The owner loves the design you came up with, and so does the landlord. In fact, the entire design approval committee thinks it’s a beautiful design. However, someone in brand management mentioned that they measured the sign face and the logo, and the logo is not sitting perfectly centered top to bottom or left to right on the sign face, and they want you to move it up to where it should be. Once you adjust it, they are ready to sign off on the design.
Our industry demands that we merge architectural and mechanical drafting disciplines with the graphic disciplines of commercial sign design. Sometimes we need to educate those who are not in the know on how visual balancing trumps mechanical balancing when it comes to signage.
What is the difference between mechanical versus visual balancing?
Mechanical balancing uses a mathematical equation to provide equal spacing around a design, from top to bottom and left to right. Some firms depend on mechanical balancing because their world is driven by 90-degree angles and mathematical equations.
Visual balancing of a design is much different than mechanical balancing. Merriam-Webster defines balance as “an aesthetically pleasing integration of elements.” This is where creativity takes the lead and overrides the rigidity behind the math of equally spacing a design from the top and bottom and left to right within the available space. Does the design look like it’s properly spaced on the sign face? If it does, it probably follows a visual balancing discipline.
Simply put, LRIR (looks right, is right) is the process of visually balancing the design within the space provided, so it looks right to the naked eye and appears balanced within the space provided.
For those of us in the sign industry, using mechanical balancing will, in most cases, produce a sign design that looks like it’s sitting too low on the sign face, or too far to the left or right of the center.
Logo or graphic placement on the sign face
To have an aesthetically pleasing face layout, you must visually kern or balance the spacing of the graphic elements (logo) within the space provided. It’s all about the balance of the negative space and graphic elements, and how it all interacts with the available space on the sign face. As you can see in this example (Fig. 1 and Fig. 2 above) the graphic elements have been mechanically spaced for a mathematically consistent layout. Now take a look at Image 3. In this example, the same logo has been moved up and to the right for a better visual balance. The sign now looks like it has been well planned, and is more aesthetically pleasing to the eye, and the name of the business is now the focal point of the sign, not the eye graphic.
Text only on a sign face
Text must also follow the LRIR rule. As seen here in the following example (Fig. 4) when mechanically spaced, the letters appear to be sitting too low on the sign face. It’s very subtle, but it’s there. It appears to be sitting low on the face. When you apply the LRIR rule, you must pay careful attention to the shape of the letters, the kerning, and its placement on the sign face. (Fig. 5).
Squinting—the sign designer’s free visual balancing app
What does squinting have to do with visual balance? It’s a handy built-in app that our brains give to us for free. All we have to do is remember to use it. Here is how squinting works. When you view a sign design, your eyes take in all of the graphics, all at once, giving everything an equal impact upon your brain. Squinting at the design makes the less dominant elements fuzz-out and they fall into the background, allowing the dominance of the graphic to shine through. (Fig. 6).

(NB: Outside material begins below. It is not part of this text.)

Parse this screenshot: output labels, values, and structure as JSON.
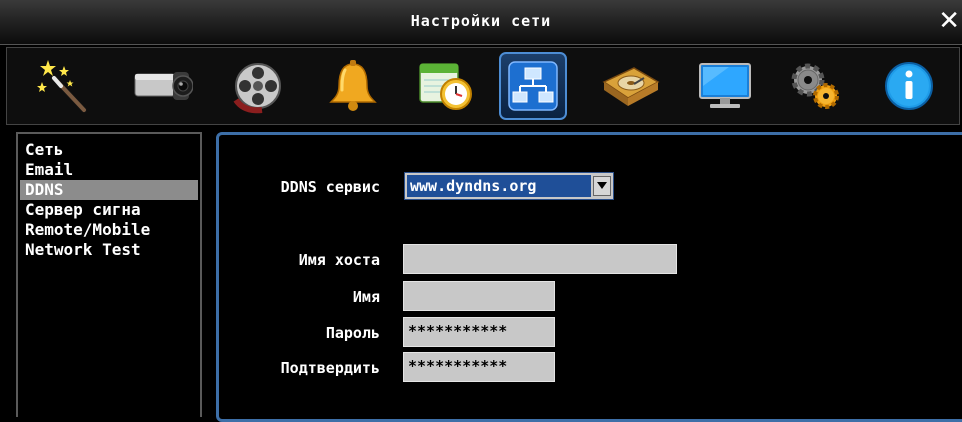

You can use this tool everywhere and anywhere you go, and it works on every application of graphic design and layout. Try it for yourself. Once you identify the dominant graphic elements of the design, it’s much easier to know how to visually balance it.
LRIR opinion vs. formula
As it goes with most aspects of the sign industry, opinion plays a huge role in the final design of a sign. Some designers prefer a tight fit for the text or logo on the sign and some prefer more space around it. I’m not going to say that making the logo fit the space provided is incorrect, it’s just that sometimes bigger is not always better and if the logo or text is too big, it’s actually harder to read at a distance.
So how do you know, truly, how a logo should or shouldn’t fit onto a sign face? There are a few formulas out there, but to utilize a template or formula can be tedious at best. Looks right, is right is really all about exactly what it says—if it looks right, it is right. Your opinion, your viewpoint, and your reasons for placing the logo a bit higher on the sign face all come down to you. Are you confident enough to insist that your LRIR design is the correct way to layout the sign? Have you practiced your five-minute elevator pitch on exactly what you will tell your salesperson if they question you about your design?
Practice makes perfect. Look at your current sign designs and put them to the LRIR test. You might be pleasantly surprised when you drive down the street and see your LRIR designed sign from a distance.